"Last time I checked at MIT they're not teaching COBOL, more than likely, as a primary language," Cassidy said. But there are more people out there with COBOL skills than you might think, he said, and by augmenting that talent with help from consultants and third-party contractors, New York Life has been able to plot out a timeline for switching from COBOL apps to modern custom-built or SaaS apps.
Cassidy's next concern was modernizing New York Life's approach to cybersecurity.
"If you are not thinking about modernizing your cybersecurity capabilities in concert with moving your compute and data into the cloud, you'll find yourself digging yourself a hole that you're not going to be very happy in," he said.
There was a simplicity to security in the self-managed data center era, to some extent: Stop the bad guys at the perimeter of the network. That doesn't really work in the cloud, where the emphasis has shifted to identity management and governance around which employees are trusted with access to sensitive corporate data.
This is obviously a key concern at any financial institution, and New York Life operates its own security operations center to detect and monitor its systems for any anomalies using tools from Zscaler and IBM. The company partnered with Deloitte to staff that security center and conduct the actual monitoring around the clock, which allowed its in-house security professionals to focus on more strategic problems, Cassidy said.
"This is one of those good examples that if you pick the right strategy, technologically, it also opens up an opportunity to use your talent in a much more creative way," he said.
Mining the insights
Insurance has always been a data-driven business.
"We collect, consume, and store unbelievably large volumes of data," Cassidy said. However, "data quality and insights from data is not something that you achieve by chasing data itself, you get the data and validate the insights by fixing other fundamental things," first and foremost making sure that business goals and technology goals are developed in concert, he said.
New York Life relies on several AWS tools for data management and uses MuleSoft to connect its data with its applications. Data from other Salesforce products — including the flagship CRM tool as well as Tableau — is presented to company executives on a near-constant basis to help inform decisions.
The real challenge with data at the moment, however, isn't so much about managing and storing the data but making sure you get something out of it, Cassidy said.
"I think really what the step function change is going to be is on the insight generation, not on the data management side. And this is where the AI comes in," he said.
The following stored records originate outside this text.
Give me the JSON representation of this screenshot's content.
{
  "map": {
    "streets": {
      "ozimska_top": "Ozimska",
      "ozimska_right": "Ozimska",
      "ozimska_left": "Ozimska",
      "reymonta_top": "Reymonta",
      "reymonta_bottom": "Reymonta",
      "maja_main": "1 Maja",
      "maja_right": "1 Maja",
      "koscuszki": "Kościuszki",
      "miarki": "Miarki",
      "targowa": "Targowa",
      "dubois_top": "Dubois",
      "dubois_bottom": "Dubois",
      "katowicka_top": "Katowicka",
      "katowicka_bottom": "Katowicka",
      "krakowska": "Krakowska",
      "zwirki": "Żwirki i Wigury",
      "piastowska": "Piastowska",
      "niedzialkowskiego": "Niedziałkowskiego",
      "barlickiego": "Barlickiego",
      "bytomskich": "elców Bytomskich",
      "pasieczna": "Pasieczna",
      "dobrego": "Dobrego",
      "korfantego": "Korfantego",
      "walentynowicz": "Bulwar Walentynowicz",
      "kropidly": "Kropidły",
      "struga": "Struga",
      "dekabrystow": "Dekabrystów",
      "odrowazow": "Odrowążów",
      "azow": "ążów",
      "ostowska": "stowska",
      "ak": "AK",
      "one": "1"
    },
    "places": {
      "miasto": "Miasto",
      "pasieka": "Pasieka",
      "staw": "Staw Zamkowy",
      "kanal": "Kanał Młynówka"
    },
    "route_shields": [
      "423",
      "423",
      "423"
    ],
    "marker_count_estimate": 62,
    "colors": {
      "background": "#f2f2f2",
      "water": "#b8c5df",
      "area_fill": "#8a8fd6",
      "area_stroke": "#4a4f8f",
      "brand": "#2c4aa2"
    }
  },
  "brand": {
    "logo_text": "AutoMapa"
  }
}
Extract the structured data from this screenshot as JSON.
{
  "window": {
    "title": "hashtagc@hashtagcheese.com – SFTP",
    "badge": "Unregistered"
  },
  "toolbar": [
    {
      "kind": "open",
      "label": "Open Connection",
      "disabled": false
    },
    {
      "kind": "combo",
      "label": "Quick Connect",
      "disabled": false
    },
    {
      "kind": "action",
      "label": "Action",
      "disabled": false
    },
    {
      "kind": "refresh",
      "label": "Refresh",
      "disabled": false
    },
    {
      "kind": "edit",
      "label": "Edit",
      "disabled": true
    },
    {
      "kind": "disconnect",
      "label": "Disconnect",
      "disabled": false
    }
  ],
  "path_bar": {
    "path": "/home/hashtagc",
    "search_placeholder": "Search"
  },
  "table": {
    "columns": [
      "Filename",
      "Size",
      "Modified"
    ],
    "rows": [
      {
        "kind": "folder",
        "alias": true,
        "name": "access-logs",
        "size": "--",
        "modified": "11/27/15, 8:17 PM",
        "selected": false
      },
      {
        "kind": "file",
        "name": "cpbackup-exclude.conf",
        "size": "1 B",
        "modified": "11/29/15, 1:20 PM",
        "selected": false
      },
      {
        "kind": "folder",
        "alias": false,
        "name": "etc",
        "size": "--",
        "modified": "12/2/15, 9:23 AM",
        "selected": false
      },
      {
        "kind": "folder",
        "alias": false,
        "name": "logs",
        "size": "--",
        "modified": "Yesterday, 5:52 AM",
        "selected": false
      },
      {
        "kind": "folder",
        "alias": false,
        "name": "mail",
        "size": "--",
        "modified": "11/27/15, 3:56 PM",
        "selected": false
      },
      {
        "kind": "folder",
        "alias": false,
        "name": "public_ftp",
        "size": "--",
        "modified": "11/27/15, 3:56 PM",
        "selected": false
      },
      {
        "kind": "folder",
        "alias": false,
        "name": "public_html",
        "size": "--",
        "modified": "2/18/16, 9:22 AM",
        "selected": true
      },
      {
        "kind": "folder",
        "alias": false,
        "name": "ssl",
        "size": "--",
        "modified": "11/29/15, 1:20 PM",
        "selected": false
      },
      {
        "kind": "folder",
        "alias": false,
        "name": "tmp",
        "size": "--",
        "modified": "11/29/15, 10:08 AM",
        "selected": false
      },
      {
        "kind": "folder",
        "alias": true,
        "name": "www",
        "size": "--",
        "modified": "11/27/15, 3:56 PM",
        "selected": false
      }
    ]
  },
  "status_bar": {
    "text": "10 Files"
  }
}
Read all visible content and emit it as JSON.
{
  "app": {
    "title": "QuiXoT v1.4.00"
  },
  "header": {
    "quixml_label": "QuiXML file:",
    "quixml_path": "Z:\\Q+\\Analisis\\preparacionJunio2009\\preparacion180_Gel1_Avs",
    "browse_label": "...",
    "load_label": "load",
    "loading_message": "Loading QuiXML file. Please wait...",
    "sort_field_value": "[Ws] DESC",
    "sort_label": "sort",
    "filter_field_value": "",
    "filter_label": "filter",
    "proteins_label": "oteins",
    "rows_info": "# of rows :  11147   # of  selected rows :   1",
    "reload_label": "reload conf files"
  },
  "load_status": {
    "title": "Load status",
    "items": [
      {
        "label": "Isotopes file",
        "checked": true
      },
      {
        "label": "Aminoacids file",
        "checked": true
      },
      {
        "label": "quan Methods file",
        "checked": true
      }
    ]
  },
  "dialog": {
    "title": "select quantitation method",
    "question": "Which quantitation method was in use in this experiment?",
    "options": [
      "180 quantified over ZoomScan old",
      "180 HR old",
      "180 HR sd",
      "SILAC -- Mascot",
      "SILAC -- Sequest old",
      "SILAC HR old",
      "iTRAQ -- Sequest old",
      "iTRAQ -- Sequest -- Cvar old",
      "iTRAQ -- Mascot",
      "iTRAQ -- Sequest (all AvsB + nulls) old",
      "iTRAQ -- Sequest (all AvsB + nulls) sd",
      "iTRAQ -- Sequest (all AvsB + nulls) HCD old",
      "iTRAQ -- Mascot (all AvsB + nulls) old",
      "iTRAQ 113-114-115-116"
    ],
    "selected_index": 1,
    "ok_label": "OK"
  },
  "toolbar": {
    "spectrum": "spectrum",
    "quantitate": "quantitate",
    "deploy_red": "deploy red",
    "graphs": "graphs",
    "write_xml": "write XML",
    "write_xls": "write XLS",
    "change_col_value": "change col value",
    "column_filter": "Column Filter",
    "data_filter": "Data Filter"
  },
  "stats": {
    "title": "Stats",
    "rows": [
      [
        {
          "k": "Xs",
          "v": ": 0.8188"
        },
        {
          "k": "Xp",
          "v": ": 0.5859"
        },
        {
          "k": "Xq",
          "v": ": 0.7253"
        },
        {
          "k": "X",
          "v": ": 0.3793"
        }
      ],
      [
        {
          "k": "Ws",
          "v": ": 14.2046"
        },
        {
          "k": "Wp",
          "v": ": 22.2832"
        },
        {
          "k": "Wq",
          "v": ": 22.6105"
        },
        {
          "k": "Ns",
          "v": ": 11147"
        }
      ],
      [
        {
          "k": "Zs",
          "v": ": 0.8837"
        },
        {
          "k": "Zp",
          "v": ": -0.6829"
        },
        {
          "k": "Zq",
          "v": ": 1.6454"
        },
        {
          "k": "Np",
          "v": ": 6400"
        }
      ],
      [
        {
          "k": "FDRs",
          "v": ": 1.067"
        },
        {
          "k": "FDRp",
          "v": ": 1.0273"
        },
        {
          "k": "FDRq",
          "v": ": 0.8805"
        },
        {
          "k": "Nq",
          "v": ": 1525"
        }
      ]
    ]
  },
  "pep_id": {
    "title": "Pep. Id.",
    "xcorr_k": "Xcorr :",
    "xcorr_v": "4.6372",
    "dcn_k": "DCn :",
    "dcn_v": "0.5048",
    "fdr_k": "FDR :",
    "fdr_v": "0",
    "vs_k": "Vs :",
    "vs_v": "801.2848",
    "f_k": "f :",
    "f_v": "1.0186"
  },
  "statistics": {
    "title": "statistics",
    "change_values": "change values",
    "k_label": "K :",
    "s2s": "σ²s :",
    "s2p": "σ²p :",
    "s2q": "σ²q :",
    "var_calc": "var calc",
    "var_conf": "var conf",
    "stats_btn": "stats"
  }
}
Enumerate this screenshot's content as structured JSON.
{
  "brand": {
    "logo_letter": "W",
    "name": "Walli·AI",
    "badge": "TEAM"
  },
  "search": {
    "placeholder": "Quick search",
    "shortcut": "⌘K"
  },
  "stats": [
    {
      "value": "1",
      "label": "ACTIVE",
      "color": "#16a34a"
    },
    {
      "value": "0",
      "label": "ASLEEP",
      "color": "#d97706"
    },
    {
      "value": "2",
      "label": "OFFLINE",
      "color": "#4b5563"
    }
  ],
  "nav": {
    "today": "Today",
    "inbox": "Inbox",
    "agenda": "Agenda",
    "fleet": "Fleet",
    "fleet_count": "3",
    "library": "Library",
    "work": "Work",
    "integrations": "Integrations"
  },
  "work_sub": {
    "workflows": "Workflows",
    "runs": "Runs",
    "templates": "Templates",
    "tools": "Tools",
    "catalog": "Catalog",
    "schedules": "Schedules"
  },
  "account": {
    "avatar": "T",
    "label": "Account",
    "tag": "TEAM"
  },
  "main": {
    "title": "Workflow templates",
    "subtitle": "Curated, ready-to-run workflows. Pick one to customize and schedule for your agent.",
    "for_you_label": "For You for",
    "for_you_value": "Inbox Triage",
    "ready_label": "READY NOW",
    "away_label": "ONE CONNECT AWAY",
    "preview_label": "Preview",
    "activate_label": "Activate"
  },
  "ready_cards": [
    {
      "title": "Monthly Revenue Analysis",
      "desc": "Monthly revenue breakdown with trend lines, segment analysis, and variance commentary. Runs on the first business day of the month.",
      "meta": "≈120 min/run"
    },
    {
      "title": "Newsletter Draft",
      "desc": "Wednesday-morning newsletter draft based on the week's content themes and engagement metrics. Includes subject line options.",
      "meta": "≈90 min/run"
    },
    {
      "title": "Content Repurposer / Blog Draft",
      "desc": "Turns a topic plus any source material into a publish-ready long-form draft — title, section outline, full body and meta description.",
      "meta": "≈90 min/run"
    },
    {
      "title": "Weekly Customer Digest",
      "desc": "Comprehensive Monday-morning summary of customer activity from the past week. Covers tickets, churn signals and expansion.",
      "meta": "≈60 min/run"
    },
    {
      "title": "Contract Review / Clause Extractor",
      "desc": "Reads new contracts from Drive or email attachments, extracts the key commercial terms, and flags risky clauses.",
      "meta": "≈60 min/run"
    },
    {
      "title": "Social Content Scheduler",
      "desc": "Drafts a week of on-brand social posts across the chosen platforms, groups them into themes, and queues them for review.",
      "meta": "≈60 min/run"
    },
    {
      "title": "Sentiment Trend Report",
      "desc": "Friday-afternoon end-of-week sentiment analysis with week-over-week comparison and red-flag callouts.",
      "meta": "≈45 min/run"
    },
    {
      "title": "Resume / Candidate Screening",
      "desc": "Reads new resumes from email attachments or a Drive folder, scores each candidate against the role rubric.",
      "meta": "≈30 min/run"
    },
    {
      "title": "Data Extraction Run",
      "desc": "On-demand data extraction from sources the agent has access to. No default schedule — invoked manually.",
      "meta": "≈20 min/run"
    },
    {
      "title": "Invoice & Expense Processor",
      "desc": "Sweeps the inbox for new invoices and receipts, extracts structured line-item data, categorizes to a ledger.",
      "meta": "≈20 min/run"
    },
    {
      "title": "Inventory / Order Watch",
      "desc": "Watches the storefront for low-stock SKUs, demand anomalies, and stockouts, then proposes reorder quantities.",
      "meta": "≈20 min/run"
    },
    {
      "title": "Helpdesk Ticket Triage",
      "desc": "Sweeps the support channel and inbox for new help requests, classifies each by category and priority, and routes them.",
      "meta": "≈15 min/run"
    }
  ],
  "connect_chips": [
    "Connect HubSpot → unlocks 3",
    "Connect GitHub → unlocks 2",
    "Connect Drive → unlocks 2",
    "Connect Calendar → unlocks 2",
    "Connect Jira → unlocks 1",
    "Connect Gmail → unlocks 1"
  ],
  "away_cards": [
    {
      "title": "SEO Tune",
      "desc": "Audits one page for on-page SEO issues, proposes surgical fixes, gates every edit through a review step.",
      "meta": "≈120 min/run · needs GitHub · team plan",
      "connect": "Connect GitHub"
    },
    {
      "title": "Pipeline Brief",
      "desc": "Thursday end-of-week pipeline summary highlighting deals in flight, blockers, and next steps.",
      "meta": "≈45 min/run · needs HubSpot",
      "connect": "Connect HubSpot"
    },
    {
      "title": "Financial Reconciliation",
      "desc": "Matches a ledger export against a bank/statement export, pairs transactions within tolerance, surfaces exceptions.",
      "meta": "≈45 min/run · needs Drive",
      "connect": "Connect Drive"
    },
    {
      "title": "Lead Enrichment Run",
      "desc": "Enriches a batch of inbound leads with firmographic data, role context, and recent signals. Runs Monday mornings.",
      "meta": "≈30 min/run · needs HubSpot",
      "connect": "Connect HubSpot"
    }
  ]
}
New York Life has plunged into the generative AI era, according to Cassidy. The company has set a few internal restrictions around how employees use tools like ChatGPT — "there's a cost component," he wryly noted — but for the most part is encouraging its workforce to use generative AI tools to solve business problems and move more quickly.
"We have a separate and distinct team that's obviously driven by our business partners to identify the most beneficial use cases that we could apply AI to," he said. "We are fundamentally challenging the multiyear strategy we have from a business perspective to see if there's a different way that we can look at solving those problems through generative AI in the interest of leapfrogging and accelerating our modernization."
Correction: This story was updated to correct the prevalence of Salesforce applications within New York Life's tech stack.